Instead, the Cats have had their moments and even a signature win over Louisville, but are only now beginning to find a rhythm.
"Other teams are well ahead of us right now," Calipari said, "either because they've been veteran teams and they're way ahead of us as a team, or they just needed each other more than we thought we needed each other. So we haven't made the strides as a team that we need. But we have made strides."
To continue to make those strides, UK will need Cauley-Stein to round back into form.
The sophomore had a remarkable December, blocking shots on pace with Anthony Davis and Nerlens Noel. But over his last three games, his production and minutes have plummeted. He's averaging just one point, 3.3 rebounds and 0.6 blocks in 15.3 minutes during that stretch and backup Dakari Johnson has filled the void with his best stretch of play this season.
"Again, he's playing behind Willie, and Willie's really playing well," Calipari said. "You're not gonna get many minutes then. But Willie didn't play well, so now what are you gonna do with your minutes? Well, he went in and said, 'You should be playing me instead of Willie.' "
If Thursday's practice is any indication, Cauley-Stein won't be able to be kept off the floor. After working out individually late on Wednesday, Cauley-Stein looked like a different player the next day.
"It was good to see him back to instead of avoiding everything, creating and doing the stuff that we've all seen him do," Calipari said. "You go down that road and you start thinking the wrong way -- this game is more mental than anything else. And for him, he got away from what he was doing to make himself and set himself apart."
After playing with him on Thursday, Andrew Harrison stated in no uncertain terms his belief that Cauley-Stein will be back in a big way when UK takes on Georgia (10-7, 4-1 SEC) on Saturday at 1:30 p.m. ET (SEC Network). If he is, Harrison knows what that can mean.
"He's probably the best center in the country and we need him to be as good as we can be," Harrison said.
UK will certainly need all hands on deck against the visiting Bulldogs.

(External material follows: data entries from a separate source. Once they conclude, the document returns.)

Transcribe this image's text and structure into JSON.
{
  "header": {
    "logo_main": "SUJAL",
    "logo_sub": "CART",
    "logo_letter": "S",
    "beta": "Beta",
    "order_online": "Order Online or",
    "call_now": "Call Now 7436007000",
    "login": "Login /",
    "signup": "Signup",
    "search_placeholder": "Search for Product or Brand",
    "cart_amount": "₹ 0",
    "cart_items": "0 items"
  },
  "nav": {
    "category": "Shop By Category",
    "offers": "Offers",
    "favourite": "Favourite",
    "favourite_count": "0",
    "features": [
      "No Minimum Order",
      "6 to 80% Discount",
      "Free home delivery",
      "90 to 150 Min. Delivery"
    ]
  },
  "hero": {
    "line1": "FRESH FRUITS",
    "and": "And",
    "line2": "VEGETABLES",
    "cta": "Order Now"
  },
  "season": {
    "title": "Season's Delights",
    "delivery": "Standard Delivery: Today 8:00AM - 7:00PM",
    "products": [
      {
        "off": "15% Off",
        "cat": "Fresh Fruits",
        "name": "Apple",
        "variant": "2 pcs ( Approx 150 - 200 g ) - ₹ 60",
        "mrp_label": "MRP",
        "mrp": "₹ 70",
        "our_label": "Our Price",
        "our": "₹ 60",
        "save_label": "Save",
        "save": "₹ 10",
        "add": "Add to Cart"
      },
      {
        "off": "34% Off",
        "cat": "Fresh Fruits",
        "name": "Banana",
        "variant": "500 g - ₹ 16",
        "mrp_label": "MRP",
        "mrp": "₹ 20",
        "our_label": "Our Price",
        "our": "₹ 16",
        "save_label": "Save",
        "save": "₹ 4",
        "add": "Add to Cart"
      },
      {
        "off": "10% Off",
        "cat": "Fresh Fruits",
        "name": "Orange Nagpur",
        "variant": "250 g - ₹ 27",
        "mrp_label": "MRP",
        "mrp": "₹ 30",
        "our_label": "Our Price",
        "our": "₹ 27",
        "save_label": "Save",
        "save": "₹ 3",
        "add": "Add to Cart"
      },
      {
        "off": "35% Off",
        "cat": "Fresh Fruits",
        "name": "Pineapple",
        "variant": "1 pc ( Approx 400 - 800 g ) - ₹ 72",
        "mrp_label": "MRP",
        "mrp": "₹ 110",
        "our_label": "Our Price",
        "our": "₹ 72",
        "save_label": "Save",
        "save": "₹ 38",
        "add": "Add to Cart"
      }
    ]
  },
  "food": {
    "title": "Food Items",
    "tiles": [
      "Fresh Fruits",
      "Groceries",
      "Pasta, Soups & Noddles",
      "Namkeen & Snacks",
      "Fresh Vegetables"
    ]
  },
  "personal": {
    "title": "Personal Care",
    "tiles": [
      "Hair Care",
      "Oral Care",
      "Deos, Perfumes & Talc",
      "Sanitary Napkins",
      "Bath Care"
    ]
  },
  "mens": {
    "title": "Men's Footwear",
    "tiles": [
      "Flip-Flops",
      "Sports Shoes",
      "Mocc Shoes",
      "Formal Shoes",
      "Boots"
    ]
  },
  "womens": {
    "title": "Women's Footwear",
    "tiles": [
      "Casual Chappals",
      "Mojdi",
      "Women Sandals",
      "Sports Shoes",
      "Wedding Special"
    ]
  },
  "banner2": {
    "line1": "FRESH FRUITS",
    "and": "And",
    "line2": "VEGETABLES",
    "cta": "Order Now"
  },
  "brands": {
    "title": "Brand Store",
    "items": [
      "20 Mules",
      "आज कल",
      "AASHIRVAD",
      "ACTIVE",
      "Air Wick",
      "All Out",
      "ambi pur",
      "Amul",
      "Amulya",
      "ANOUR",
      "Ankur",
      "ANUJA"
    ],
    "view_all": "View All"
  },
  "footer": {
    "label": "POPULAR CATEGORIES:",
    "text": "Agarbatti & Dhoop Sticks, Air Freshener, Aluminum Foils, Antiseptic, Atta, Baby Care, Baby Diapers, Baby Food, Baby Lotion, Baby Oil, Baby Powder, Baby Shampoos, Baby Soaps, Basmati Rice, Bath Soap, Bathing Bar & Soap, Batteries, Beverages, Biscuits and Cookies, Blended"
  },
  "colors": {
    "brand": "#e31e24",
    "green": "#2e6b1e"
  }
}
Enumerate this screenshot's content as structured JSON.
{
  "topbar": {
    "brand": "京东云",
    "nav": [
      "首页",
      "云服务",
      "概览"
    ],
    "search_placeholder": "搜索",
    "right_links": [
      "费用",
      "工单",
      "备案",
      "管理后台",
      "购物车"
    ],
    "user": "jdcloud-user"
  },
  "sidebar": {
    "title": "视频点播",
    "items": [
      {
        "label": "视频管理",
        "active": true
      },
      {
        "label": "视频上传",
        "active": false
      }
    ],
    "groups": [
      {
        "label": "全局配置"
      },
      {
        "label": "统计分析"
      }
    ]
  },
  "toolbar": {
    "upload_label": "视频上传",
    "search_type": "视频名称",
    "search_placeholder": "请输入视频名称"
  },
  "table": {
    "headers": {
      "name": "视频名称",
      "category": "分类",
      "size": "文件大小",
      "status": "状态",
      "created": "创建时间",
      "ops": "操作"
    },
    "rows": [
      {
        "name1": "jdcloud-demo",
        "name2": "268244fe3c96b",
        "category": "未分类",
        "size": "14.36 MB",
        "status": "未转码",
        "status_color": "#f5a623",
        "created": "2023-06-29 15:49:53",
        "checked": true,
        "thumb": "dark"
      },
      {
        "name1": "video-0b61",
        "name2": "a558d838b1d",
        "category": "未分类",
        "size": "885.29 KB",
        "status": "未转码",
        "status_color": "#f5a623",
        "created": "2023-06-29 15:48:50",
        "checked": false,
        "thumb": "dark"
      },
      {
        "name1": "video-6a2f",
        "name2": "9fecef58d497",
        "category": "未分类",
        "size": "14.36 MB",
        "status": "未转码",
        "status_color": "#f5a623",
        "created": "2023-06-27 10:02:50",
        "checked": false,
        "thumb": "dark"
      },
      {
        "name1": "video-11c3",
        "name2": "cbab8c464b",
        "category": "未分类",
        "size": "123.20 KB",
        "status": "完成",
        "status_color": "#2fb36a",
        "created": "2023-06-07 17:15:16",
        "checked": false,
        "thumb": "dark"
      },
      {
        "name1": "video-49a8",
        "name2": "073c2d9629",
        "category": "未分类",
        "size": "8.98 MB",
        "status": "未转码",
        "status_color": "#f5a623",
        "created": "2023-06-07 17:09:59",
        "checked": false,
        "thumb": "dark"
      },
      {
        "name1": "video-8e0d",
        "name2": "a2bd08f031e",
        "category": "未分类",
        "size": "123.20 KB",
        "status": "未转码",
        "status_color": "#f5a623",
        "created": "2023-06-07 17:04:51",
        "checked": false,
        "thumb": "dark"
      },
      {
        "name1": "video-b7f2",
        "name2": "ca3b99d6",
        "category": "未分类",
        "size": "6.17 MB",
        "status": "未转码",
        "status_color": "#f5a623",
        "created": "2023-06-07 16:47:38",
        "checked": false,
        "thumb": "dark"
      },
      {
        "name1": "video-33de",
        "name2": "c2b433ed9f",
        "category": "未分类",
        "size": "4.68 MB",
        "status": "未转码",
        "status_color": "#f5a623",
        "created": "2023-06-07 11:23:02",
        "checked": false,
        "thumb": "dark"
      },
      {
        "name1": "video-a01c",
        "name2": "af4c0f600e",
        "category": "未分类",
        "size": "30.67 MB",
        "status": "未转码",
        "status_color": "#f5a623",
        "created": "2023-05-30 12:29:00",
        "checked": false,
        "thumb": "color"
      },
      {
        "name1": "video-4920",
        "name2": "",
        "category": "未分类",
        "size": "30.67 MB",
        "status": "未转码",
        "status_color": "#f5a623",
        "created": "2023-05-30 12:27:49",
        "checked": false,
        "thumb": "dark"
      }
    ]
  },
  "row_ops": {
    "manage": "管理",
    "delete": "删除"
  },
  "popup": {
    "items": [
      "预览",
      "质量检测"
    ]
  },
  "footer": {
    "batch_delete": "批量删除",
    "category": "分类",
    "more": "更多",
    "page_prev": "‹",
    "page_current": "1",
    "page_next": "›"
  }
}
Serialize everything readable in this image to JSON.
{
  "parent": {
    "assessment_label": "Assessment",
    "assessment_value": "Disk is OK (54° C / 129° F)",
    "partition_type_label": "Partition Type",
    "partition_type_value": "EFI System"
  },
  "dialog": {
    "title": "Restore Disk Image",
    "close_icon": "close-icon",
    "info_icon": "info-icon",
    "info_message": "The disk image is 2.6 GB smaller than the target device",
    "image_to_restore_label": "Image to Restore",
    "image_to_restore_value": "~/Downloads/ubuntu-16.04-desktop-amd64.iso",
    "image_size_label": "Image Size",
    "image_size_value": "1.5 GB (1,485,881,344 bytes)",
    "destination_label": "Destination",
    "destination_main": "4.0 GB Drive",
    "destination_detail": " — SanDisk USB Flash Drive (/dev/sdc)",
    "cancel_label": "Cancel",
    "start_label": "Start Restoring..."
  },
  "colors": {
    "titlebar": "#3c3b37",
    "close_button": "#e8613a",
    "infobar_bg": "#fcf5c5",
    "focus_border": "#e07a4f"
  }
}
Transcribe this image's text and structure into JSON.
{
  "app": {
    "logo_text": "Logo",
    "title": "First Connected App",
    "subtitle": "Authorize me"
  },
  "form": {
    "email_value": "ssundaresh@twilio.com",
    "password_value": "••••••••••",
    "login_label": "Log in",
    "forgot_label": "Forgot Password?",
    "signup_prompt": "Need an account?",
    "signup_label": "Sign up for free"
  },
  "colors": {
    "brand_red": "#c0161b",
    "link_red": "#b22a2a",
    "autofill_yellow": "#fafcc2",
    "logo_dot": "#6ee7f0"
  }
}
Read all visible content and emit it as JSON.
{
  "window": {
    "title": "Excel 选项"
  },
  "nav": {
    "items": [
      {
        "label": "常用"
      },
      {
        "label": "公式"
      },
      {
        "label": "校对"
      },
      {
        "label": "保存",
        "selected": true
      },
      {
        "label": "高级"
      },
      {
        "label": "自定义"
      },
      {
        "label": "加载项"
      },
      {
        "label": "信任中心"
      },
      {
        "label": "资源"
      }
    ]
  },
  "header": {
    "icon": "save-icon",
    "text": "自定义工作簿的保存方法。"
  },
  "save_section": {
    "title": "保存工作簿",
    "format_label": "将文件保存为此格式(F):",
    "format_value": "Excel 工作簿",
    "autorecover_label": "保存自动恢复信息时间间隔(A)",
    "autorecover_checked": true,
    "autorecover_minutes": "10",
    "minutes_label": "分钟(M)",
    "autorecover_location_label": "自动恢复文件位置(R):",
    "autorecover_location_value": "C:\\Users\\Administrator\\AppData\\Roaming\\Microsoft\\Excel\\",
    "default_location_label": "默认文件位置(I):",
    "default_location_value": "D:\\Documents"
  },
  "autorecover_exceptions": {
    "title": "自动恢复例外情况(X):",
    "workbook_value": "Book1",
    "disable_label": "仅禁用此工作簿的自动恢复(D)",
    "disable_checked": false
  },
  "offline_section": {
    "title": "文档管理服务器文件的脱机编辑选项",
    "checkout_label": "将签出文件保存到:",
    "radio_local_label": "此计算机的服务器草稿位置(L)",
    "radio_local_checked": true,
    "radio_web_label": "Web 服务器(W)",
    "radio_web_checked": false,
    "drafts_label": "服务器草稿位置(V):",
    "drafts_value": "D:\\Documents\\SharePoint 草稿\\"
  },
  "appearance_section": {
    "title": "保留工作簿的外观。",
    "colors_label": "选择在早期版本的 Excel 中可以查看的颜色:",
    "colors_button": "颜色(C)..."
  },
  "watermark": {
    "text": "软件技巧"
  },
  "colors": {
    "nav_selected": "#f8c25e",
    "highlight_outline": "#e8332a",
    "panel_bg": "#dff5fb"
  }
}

Georgia has won four of five to open SEC play, taking down Missouri on the road, Arkansas at home and only losing at Florida.
"They're playing exactly how they have to play to win," Calipari said. "Their guards are scoring. They're shooting the 3 when they need it. They're plus-10 rebounds in our league right now."
Guards Charles Mann (13.1 points per game) and Kenny Gaines (12.0) lead a balanced scoring attack, but Georgia remains simply "the next challenge up" in Calipari's eyes, a measuring stick for UK's progress. He knows exactly the things he'll be looking for.
"When we really, truly start playing for each other," Calipari said. "Where we have no ball-stoppers on offense. That ball moves or you make a play. On defense, that we play an entire possession and we show energy for our team, not just when we're guarding the ball. When we're not guarding the ball. That we block out on an errant shot with 0.2 seconds to go, because we're gonna finish the possession."
It's unlikely all those things will happen together on Saturday, but the Cats are working to get there eventually.
"When we get there, you'll see this team take a quantum leap," Calipari said.
Polson to have high-school jersey retired Friday
UK will take a break from its Georgia preparations to celebrate with Jarrod Polson as he has his jersey retired at West Jessamine High School on Friday night.
"I told them yesterday we were all going to go and be there for him, and they went crazy for him," Calipari said. "And what a great gesture for their high school to do."
Polson averaged 18.2 points, 6.4 assists and 4.9 rebounds as a senior, leading his team to a Sweet Sixteen berth and finishing his career as the school's all-time leading scorer with 1,884 points.
Even so, it's an honor Polson didn't see coming.
"I was pretty shocked," Polson said. "I didn't really know they do it actually while you're in college or anything like that so when they told me I was pretty excited and my family was pretty happy about it so I think it'll be a good night."